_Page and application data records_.
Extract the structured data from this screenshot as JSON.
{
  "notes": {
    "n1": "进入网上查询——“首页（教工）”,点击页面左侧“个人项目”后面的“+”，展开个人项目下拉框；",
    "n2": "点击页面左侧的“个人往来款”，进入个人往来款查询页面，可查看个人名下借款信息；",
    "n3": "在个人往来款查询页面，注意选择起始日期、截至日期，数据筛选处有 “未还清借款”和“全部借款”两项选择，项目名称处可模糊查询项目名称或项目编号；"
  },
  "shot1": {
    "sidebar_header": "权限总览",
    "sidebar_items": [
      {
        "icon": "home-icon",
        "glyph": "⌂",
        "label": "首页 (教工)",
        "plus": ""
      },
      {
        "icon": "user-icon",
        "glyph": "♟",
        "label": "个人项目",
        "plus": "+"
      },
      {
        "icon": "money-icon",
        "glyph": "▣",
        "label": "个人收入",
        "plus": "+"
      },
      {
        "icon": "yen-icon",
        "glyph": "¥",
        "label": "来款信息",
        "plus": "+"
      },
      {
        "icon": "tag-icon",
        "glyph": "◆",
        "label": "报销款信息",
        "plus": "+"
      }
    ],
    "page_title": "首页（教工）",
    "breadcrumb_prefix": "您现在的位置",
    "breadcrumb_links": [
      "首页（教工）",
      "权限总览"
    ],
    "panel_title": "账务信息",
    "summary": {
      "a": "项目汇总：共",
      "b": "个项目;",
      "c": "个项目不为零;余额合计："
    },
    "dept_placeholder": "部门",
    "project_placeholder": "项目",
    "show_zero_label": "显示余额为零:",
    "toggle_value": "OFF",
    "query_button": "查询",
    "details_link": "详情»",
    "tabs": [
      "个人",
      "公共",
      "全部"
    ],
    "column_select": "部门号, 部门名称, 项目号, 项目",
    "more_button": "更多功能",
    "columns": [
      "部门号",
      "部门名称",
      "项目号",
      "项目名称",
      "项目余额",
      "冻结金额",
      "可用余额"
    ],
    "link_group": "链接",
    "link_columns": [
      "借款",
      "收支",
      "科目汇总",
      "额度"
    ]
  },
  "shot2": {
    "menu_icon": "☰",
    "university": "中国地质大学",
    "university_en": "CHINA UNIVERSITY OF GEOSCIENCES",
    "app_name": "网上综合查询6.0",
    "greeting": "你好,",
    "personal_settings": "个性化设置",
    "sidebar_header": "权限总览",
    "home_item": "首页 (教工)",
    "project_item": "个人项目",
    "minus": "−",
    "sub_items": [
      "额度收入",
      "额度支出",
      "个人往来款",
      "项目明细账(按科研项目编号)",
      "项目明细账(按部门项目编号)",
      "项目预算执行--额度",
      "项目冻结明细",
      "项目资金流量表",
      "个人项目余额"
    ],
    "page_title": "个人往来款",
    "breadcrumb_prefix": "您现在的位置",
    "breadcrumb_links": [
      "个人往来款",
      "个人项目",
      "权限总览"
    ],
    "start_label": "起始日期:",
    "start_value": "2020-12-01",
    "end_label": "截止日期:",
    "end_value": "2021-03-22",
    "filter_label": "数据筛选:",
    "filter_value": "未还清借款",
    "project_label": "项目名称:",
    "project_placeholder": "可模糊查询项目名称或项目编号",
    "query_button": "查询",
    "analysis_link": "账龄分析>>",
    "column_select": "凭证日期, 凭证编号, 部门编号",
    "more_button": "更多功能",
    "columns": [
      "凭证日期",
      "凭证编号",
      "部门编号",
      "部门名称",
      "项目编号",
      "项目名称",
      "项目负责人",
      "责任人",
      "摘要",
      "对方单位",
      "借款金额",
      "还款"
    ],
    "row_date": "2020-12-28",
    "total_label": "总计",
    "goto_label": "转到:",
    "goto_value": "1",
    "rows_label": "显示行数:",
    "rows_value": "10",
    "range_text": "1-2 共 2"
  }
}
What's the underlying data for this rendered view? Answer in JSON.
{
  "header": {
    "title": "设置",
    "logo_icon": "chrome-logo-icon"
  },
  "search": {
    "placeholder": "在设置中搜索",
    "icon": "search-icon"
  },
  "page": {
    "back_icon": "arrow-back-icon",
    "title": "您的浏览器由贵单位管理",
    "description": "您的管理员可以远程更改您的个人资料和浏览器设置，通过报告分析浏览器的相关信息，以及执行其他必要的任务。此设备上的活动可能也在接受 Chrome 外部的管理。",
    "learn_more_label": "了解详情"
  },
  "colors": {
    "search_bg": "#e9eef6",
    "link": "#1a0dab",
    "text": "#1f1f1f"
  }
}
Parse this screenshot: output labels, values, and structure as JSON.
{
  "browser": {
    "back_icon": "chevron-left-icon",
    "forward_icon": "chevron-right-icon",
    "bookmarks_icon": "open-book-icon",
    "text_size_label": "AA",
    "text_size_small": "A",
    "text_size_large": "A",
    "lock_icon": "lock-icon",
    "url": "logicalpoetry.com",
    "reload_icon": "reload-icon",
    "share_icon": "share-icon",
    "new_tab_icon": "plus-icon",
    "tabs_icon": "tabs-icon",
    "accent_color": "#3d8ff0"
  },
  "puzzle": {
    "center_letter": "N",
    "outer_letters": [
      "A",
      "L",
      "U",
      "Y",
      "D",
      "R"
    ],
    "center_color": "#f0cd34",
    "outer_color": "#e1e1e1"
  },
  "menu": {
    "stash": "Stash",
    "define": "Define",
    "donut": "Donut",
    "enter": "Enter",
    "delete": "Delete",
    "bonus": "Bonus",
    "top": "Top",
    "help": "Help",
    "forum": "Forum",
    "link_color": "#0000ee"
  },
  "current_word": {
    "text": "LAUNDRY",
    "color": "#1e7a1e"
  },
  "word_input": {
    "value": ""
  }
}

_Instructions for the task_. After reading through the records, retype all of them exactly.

_Task result_.
Extract the structured data from this screenshot as JSON.
{
  "notes": {
    "n1": "进入网上查询——“首页（教工）”,点击页面左侧“个人项目”后面的“+”，展开个人项目下拉框；",
    "n2": "点击页面左侧的“个人往来款”，进入个人往来款查询页面，可查看个人名下借款信息；",
    "n3": "在个人往来款查询页面，注意选择起始日期、截至日期，数据筛选处有 “未还清借款”和“全部借款”两项选择，项目名称处可模糊查询项目名称或项目编号；"
  },
  "shot1": {
    "sidebar_header": "权限总览",
    "sidebar_items": [
      {
        "icon": "home-icon",
        "glyph": "⌂",
        "label": "首页 (教工)",
        "plus": ""
      },
      {
        "icon": "user-icon",
        "glyph": "♟",
        "label": "个人项目",
        "plus": "+"
      },
      {
        "icon": "money-icon",
        "glyph": "▣",
        "label": "个人收入",
        "plus": "+"
      },
      {
        "icon": "yen-icon",
        "glyph": "¥",
        "label": "来款信息",
        "plus": "+"
      },
      {
        "icon": "tag-icon",
        "glyph": "◆",
        "label": "报销款信息",
        "plus": "+"
      }
    ],
    "page_title": "首页（教工）",
    "breadcrumb_prefix": "您现在的位置",
    "breadcrumb_links": [
      "首页（教工）",
      "权限总览"
    ],
    "panel_title": "账务信息",
    "summary": {
      "a": "项目汇总：共",
      "b": "个项目;",
      "c": "个项目不为零;余额合计："
    },
    "dept_placeholder": "部门",
    "project_placeholder": "项目",
    "show_zero_label": "显示余额为零:",
    "toggle_value": "OFF",
    "query_button": "查询",
    "details_link": "详情»",
    "tabs": [
      "个人",
      "公共",
      "全部"
    ],
    "column_select": "部门号, 部门名称, 项目号, 项目",
    "more_button": "更多功能",
    "columns": [
      "部门号",
      "部门名称",
      "项目号",
      "项目名称",
      "项目余额",
      "冻结金额",
      "可用余额"
    ],
    "link_group": "链接",
    "link_columns": [
      "借款",
      "收支",
      "科目汇总",
      "额度"
    ]
  },
  "shot2": {
    "menu_icon": "☰",
    "university": "中国地质大学",
    "university_en": "CHINA UNIVERSITY OF GEOSCIENCES",
    "app_name": "网上综合查询6.0",
    "greeting": "你好,",
    "personal_settings": "个性化设置",
    "sidebar_header": "权限总览",
    "home_item": "首页 (教工)",
    "project_item": "个人项目",
    "minus": "−",
    "sub_items": [
      "额度收入",
      "额度支出",
      "个人往来款",
      "项目明细账(按科研项目编号)",
      "项目明细账(按部门项目编号)",
      "项目预算执行--额度",
      "项目冻结明细",
      "项目资金流量表",
      "个人项目余额"
    ],
    "page_title": "个人往来款",
    "breadcrumb_prefix": "您现在的位置",
    "breadcrumb_links": [
      "个人往来款",
      "个人项目",
      "权限总览"
    ],
    "start_label": "起始日期:",
    "start_value": "2020-12-01",
    "end_label": "截止日期:",
    "end_value": "2021-03-22",
    "filter_label": "数据筛选:",
    "filter_value": "未还清借款",
    "project_label": "项目名称:",
    "project_placeholder": "可模糊查询项目名称或项目编号",
    "query_button": "查询",
    "analysis_link": "账龄分析>>",
    "column_select": "凭证日期, 凭证编号, 部门编号",
    "more_button": "更多功能",
    "columns": [
      "凭证日期",
      "凭证编号",
      "部门编号",
      "部门名称",
      "项目编号",
      "项目名称",
      "项目负责人",
      "责任人",
      "摘要",
      "对方单位",
      "借款金额",
      "还款"
    ],
    "row_date": "2020-12-28",
    "total_label": "总计",
    "goto_label": "转到:",
    "goto_value": "1",
    "rows_label": "显示行数:",
    "rows_value": "10",
    "range_text": "1-2 共 2"
  }
}
What's the underlying data for this rendered view? Answer in JSON.
{
  "header": {
    "title": "设置",
    "logo_icon": "chrome-logo-icon"
  },
  "search": {
    "placeholder": "在设置中搜索",
    "icon": "search-icon"
  },
  "page": {
    "back_icon": "arrow-back-icon",
    "title": "您的浏览器由贵单位管理",
    "description": "您的管理员可以远程更改您的个人资料和浏览器设置，通过报告分析浏览器的相关信息，以及执行其他必要的任务。此设备上的活动可能也在接受 Chrome 外部的管理。",
    "learn_more_label": "了解详情"
  },
  "colors": {
    "search_bg": "#e9eef6",
    "link": "#1a0dab",
    "text": "#1f1f1f"
  }
}
Parse this screenshot: output labels, values, and structure as JSON.
{
  "browser": {
    "back_icon": "chevron-left-icon",
    "forward_icon": "chevron-right-icon",
    "bookmarks_icon": "open-book-icon",
    "text_size_label": "AA",
    "text_size_small": "A",
    "text_size_large": "A",
    "lock_icon": "lock-icon",
    "url": "logicalpoetry.com",
    "reload_icon": "reload-icon",
    "share_icon": "share-icon",
    "new_tab_icon": "plus-icon",
    "tabs_icon": "tabs-icon",
    "accent_color": "#3d8ff0"
  },
  "puzzle": {
    "center_letter": "N",
    "outer_letters": [
      "A",
      "L",
      "U",
      "Y",
      "D",
      "R"
    ],
    "center_color": "#f0cd34",
    "outer_color": "#e1e1e1"
  },
  "menu": {
    "stash": "Stash",
    "define": "Define",
    "donut": "Donut",
    "enter": "Enter",
    "delete": "Delete",
    "bonus": "Bonus",
    "top": "Top",
    "help": "Help",
    "forum": "Forum",
    "link_color": "#0000ee"
  },
  "current_word": {
    "text": "LAUNDRY",
    "color": "#1e7a1e"
  },
  "word_input": {
    "value": ""
  }
}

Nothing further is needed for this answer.